#### [Aim of the exercise]
Locate every line in the records below that holds the word "language" and return each one.

---- Exercise materials

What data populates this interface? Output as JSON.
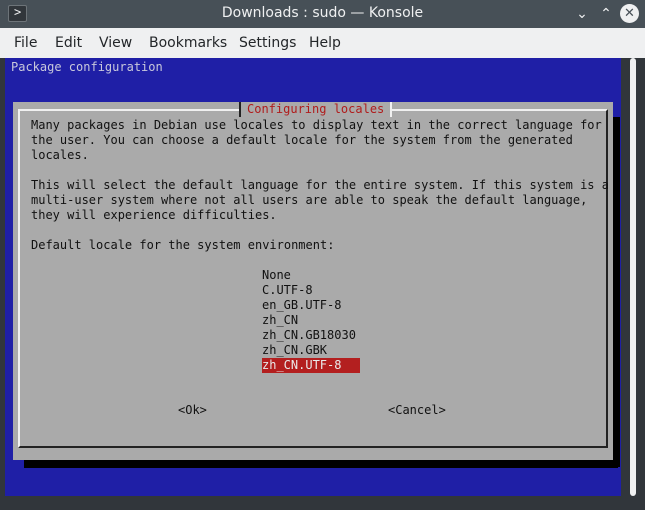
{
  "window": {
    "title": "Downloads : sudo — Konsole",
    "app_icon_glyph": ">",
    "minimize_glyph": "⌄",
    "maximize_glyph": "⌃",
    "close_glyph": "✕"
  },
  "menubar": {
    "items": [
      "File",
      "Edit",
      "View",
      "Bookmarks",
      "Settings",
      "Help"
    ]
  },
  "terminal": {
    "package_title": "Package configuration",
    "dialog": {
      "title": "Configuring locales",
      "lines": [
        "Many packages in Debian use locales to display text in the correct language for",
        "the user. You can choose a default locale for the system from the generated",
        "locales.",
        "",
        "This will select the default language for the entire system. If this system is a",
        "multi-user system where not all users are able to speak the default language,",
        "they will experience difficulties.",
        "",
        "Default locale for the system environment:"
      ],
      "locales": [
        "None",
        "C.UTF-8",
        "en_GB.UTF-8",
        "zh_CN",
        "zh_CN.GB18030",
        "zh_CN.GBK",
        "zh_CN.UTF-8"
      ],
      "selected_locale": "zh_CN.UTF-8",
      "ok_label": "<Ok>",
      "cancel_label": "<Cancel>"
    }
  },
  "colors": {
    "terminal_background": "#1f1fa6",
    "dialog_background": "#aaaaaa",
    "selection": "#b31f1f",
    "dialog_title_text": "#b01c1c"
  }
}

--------
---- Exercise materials

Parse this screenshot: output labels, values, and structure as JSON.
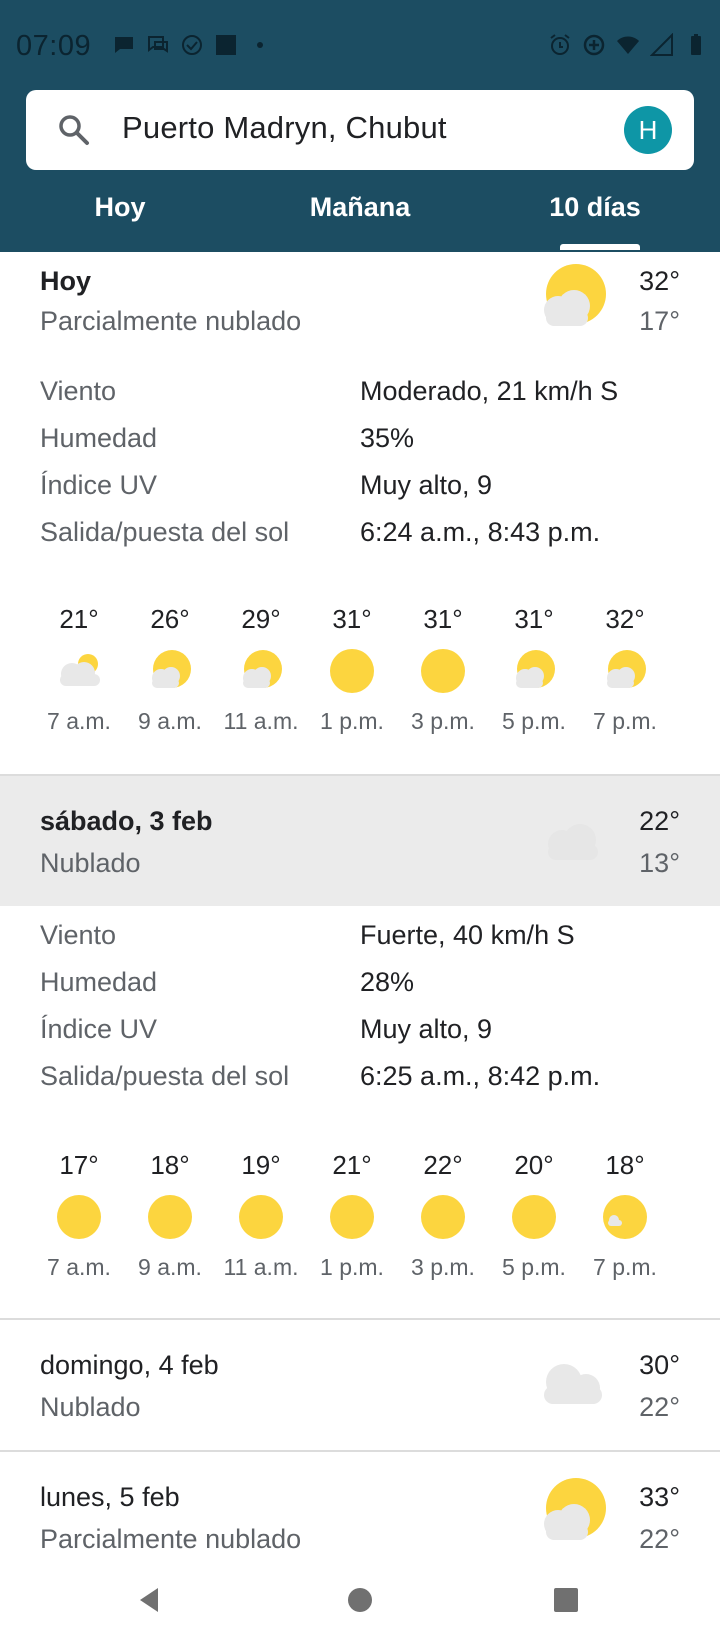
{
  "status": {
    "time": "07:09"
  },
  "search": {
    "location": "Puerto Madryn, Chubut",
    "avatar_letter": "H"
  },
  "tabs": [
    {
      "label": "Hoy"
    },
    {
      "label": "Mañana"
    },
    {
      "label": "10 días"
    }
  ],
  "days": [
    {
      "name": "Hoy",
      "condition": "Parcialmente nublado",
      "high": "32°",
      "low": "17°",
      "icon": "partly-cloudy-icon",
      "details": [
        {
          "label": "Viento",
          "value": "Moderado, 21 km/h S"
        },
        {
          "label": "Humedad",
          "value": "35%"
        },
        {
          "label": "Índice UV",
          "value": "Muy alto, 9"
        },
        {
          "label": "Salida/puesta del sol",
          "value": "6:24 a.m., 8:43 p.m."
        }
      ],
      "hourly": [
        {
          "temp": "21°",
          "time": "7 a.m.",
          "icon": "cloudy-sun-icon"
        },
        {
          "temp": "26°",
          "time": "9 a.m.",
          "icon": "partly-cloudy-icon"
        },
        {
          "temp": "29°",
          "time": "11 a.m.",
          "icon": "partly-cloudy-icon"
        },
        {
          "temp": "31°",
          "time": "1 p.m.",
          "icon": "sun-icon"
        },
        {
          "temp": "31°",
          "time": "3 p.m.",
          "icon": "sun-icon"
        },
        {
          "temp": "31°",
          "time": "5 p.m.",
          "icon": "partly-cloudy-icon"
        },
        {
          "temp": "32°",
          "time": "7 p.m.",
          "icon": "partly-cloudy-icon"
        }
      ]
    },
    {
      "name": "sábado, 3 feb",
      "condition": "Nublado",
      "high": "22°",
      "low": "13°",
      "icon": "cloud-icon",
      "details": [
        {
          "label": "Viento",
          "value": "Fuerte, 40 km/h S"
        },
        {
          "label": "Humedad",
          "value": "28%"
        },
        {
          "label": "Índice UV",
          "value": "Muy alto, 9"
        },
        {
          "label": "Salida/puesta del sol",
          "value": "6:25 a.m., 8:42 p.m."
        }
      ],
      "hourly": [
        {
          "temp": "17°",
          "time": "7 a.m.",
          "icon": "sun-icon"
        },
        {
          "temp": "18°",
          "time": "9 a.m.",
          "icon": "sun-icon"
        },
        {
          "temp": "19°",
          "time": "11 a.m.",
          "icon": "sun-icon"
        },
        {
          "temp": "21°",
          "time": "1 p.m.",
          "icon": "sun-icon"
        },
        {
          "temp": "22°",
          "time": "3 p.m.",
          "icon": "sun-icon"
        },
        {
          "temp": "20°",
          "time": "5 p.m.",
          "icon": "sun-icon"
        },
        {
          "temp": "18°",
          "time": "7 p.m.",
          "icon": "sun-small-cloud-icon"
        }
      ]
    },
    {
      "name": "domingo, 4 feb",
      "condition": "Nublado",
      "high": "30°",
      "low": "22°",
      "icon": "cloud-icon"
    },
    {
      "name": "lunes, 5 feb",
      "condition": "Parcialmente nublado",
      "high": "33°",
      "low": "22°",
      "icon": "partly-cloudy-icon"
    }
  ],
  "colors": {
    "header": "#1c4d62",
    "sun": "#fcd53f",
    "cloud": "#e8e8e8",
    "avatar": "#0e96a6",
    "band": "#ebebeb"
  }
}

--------

#### [Solution to the problem]
        "Many packages in Debian use locales to display text in the correct language for",
        "This will select the default language for the entire system. If this system is a",
        "multi-user system where not all users are able to speak the default language,",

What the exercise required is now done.